Kentucky U.S. Senator Rand Paul says he’s not endorsing any of the presidential candidates on any of their positions. Paul, who dropped out of the GOP presidential race just over a month ago, held a town hall meeting at Eastern Kentucky University Friday.
“No, I’m going to stay out of it,” he said. “I’ve sort of said my piece. I was very clear on what I thought were strong suits, weak suits of all of them. But I think in the end, the republican nominee will be a lot better than the democratic nominee.”
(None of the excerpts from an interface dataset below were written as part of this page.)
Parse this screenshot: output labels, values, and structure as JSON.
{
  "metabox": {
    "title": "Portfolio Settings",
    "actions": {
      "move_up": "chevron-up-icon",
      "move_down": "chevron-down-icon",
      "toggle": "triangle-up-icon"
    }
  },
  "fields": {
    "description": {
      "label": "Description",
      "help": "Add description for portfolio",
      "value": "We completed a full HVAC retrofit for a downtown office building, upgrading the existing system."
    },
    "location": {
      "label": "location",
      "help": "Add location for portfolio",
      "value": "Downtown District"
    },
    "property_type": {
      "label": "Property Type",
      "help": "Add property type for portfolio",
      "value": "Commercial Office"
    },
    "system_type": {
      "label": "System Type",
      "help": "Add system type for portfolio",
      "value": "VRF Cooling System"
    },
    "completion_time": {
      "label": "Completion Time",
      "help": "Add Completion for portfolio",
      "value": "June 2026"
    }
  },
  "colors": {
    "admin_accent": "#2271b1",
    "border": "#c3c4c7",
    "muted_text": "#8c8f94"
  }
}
Paul says some of Kentucky’s poorest counties have unemployment rates double the national average. He supports establishing economic development zones in in those areas. “I would take the corporate income tax to five percent, the federal income tax,” Paul explained. “I would take the personal income tax to five percent. I would lower the payroll tax on the employer and the employee and I’d do that for 10 years.”
Paul says cutting taxes could generate between $60-$100 million for disadvantaged counties, but he adds that would necessitate more tough funding decisions.
When it comes to overall budget decisions on Capitol Hill, the Bowling Green physician says most lawmakers don’t want to break from tradition. “People believe that nothing’s possible,” said Paul. “They believe that the only thing that is possible is what we’ve always done, what we did yesterday and the day before, and people at home don’t believe that at all. So, there’s a real disconnect. They think ‘people at home would get mad at me if I balance the budget,’ and it’s the opposite.”
The GOP congressman said he’s proud of Kentucky Governor Matt Bevin for trying to fix the state’s fiscal issues.